Discussion & Survey: New York State Bar Association Task Force Begins To Unravel the Impact of COVID-19 on New Lawyers and Law Students

NYSBA write….

Technology and remote learning have provided more flexibility and a new way of achieving a work/life balance for new lawyers and law students, participants at a discussion on the post-pandemic future of the profession said at a forum Wednesday night.

Prior to COVID-19,  Sophia Terrassi, an associate at Ingerman Smith, said “The practice of law, especially in your first few years, was going to be highly intense, you are going to be spending an incredible amount of time in the office and I believed that.” However, the ability to work from home “added a great deal to the quality of life for a younger associate.”

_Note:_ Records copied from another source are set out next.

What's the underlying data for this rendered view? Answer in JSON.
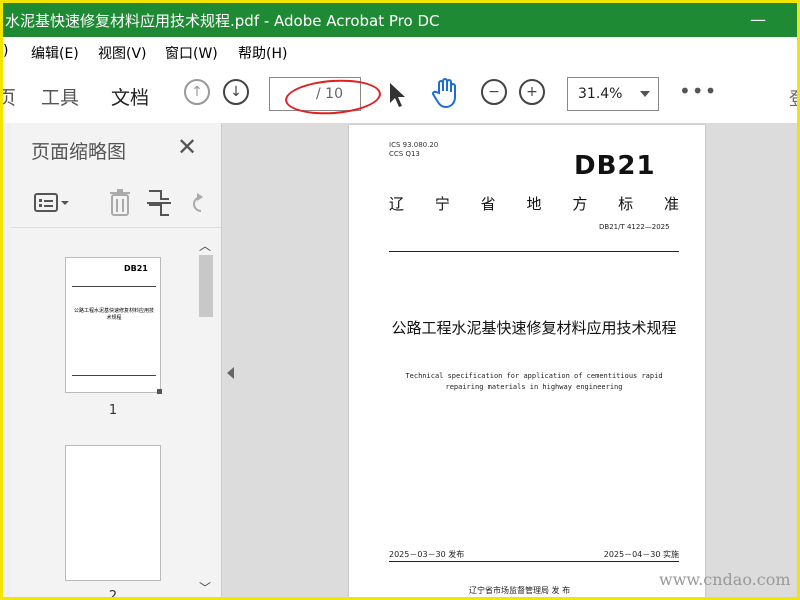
{
  "window": {
    "title": "水泥基快速修复材料应用技术规程.pdf - Adobe Acrobat Pro DC",
    "minimize": "—",
    "maximize": "☐"
  },
  "menu": {
    "partial": ")",
    "items": [
      "编辑(E)",
      "视图(V)",
      "窗口(W)",
      "帮助(H)"
    ]
  },
  "tabs": {
    "partial": "页",
    "tools": "工具",
    "document": "文档"
  },
  "nav": {
    "current_page": "",
    "total_pages": "/ 10",
    "zoom": "31.4%",
    "more": "•••",
    "partial_right": "登"
  },
  "panel": {
    "title": "页面缩略图",
    "close": "✕",
    "thumbnails": [
      {
        "number": "1"
      },
      {
        "number": "2"
      }
    ]
  },
  "document_page": {
    "ics": "ICS  93.080.20",
    "ccs": "CCS  Q13",
    "db_mark": "DB21",
    "province_chars": [
      "辽",
      "宁",
      "省",
      "地",
      "方",
      "标",
      "准"
    ],
    "std_code": "DB21/T 4122—2025",
    "title": "公路工程水泥基快速修复材料应用技术规程",
    "english_title": "Technical specification for application of cementitious rapid repairing materials in highway engineering",
    "release_date": "2025－03－30 发布",
    "impl_date": "2025－04－30 实施",
    "publisher": "辽宁省市场监督管理局    发 布"
  },
  "watermark": "www.cndao.com",
  "colors": {
    "titlebar": "#1e8a34",
    "border": "#f2e600",
    "annotation_red": "#e02020"
  }
}
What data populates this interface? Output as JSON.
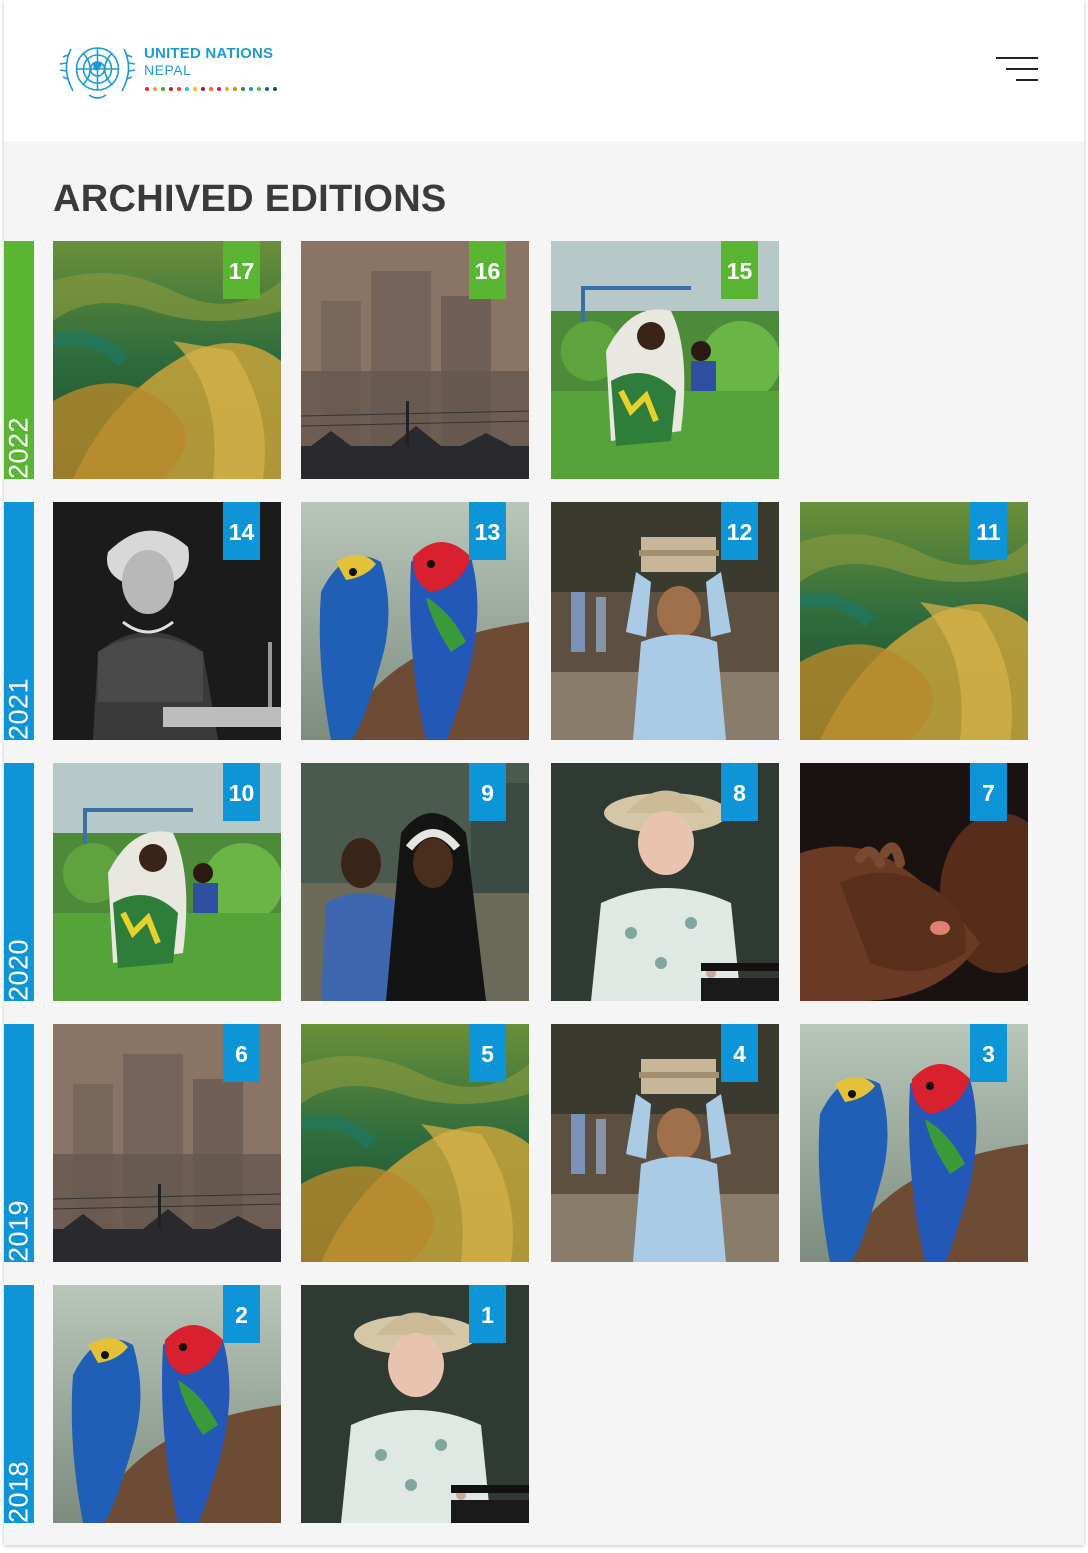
{
  "header": {
    "org_name": "UNITED NATIONS",
    "org_country": "NEPAL",
    "menu_icon": "hamburger-menu-icon",
    "sdg_dot_colors": [
      "#e5243b",
      "#dda63a",
      "#4c9f38",
      "#c5192d",
      "#ff3a21",
      "#26bde2",
      "#fcc30b",
      "#a21942",
      "#fd6925",
      "#dd1367",
      "#fd9d24",
      "#bf8b2e",
      "#3f7e44",
      "#0a97d9",
      "#56c02b",
      "#00689d",
      "#19486a"
    ]
  },
  "section_title": "ARCHIVED EDITIONS",
  "colors": {
    "accent_green": "#5ab632",
    "accent_blue": "#0d95d8",
    "background": "#f5f5f5"
  },
  "years": [
    {
      "year": "2022",
      "color": "#5ab632",
      "editions": [
        {
          "number": "17",
          "image": "kelp-seaweed-underwater"
        },
        {
          "number": "16",
          "image": "hazy-city-skyline"
        },
        {
          "number": "15",
          "image": "woman-harvesting-leaves"
        }
      ]
    },
    {
      "year": "2021",
      "color": "#0d95d8",
      "editions": [
        {
          "number": "14",
          "image": "black-white-woman-speaking"
        },
        {
          "number": "13",
          "image": "macaw-parrots"
        },
        {
          "number": "12",
          "image": "boy-carrying-books"
        },
        {
          "number": "11",
          "image": "kelp-seaweed-underwater"
        }
      ]
    },
    {
      "year": "2020",
      "color": "#0d95d8",
      "editions": [
        {
          "number": "10",
          "image": "woman-harvesting-leaves"
        },
        {
          "number": "9",
          "image": "two-students-classroom"
        },
        {
          "number": "8",
          "image": "queen-at-podium"
        },
        {
          "number": "7",
          "image": "holding-hands-dark"
        }
      ]
    },
    {
      "year": "2019",
      "color": "#0d95d8",
      "editions": [
        {
          "number": "6",
          "image": "hazy-city-skyline"
        },
        {
          "number": "5",
          "image": "kelp-seaweed-underwater"
        },
        {
          "number": "4",
          "image": "boy-carrying-books"
        },
        {
          "number": "3",
          "image": "macaw-parrots"
        }
      ]
    },
    {
      "year": "2018",
      "color": "#0d95d8",
      "editions": [
        {
          "number": "2",
          "image": "macaw-parrots"
        },
        {
          "number": "1",
          "image": "queen-at-podium"
        }
      ]
    }
  ]
}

Remote learning and working also opened doors to attorneys seeking more CLE opportunities, digital file-sharing and maintenance and internships in faraway places. One new lawyer said that prior to the pandemic she was working under a partner in a firm and would have likely stayed there but going remote gave her the flexibility and confidence to start her own practice.

Samantha Ladines, a 2L law student, also touched on an important value in having access to remote learning. The ability to log in to a course, “if I was sick or I couldn’t go in, even if that meant not having my camera on.” It allowed her to “benefit every day from a class” and not miss a lecture or fall behind.

Opportunities for all have become available in this age of remote education, the Task Force on the Post-Pandemic Future of the Profession learned. Terrence Holly Fraser, a 20-year tax lawyer with the United States Treasury Department, has returned to the classroom, remotely. He is taking graduate courses at Columbia University, and is inspired by being in a class of students from all over the world. He said that prior to the pandemic, this may not have been possible . This gives, “people around the world who are qualified to be in the program an opportunity … to obtain a solid education remotely.”

Practice makes perfect

The word “pivot” has been used so many times in the last 18 months, it’s almost tiring to type it. However, the attendees of the forum understood that with the positives that evolved from the “pivot” to “going remote,”  there would naturally be negatives. James R. Barnes, co-chair of the Working Group on New Lawyers and Law Students, asked the group to spend some time reflecting on life after the pandemic and the expectations of the profession moving forward.

A lack of connection, difficulty networking, worry about learning skills at a new job without having in-person experiences, and mental health awareness were all brought up. Those who “had it good” were interns/employees that had daily check-ins with their employers, mentoring throughout the day by coworkers and by peers, and those whose employers implemented new technology (Google chat, as an example) to bring their staff together to ease communication disconnect.

The good news is, as stated in the forum, there are resources to help and an open invitation from the New York State Bar Association and the task force to ask questions, join committees, brainstorm, and research ways to make the profession excel in this post-pandemic world.

By participating in these forums, new lawyers and law students can shape the way the field evolves. If you were unable to attend the forum, three more are scheduled and everyone is welcome to register. In addition, the task force has released two surveys requesting the response of all members to complete. The goal of the surveys, as highlighted by Mark A. Berman, task force co-chair,  is to create a report based on the findings, and to “make a difference, not something speculative, but to make real recommendations that will guide the future of the profession.” To fill out the surveys, follow the links below:

Link to Law Student Survey: https://www.surveymonkey.com/r/postpandemiclawstudent

Link to General Survey: https://www.surveymonkey.com/r/SQCMBVD


New York State Bar Association Task Force Begins To Unravel the Impact of COVID-19 on New Lawyers and Law Students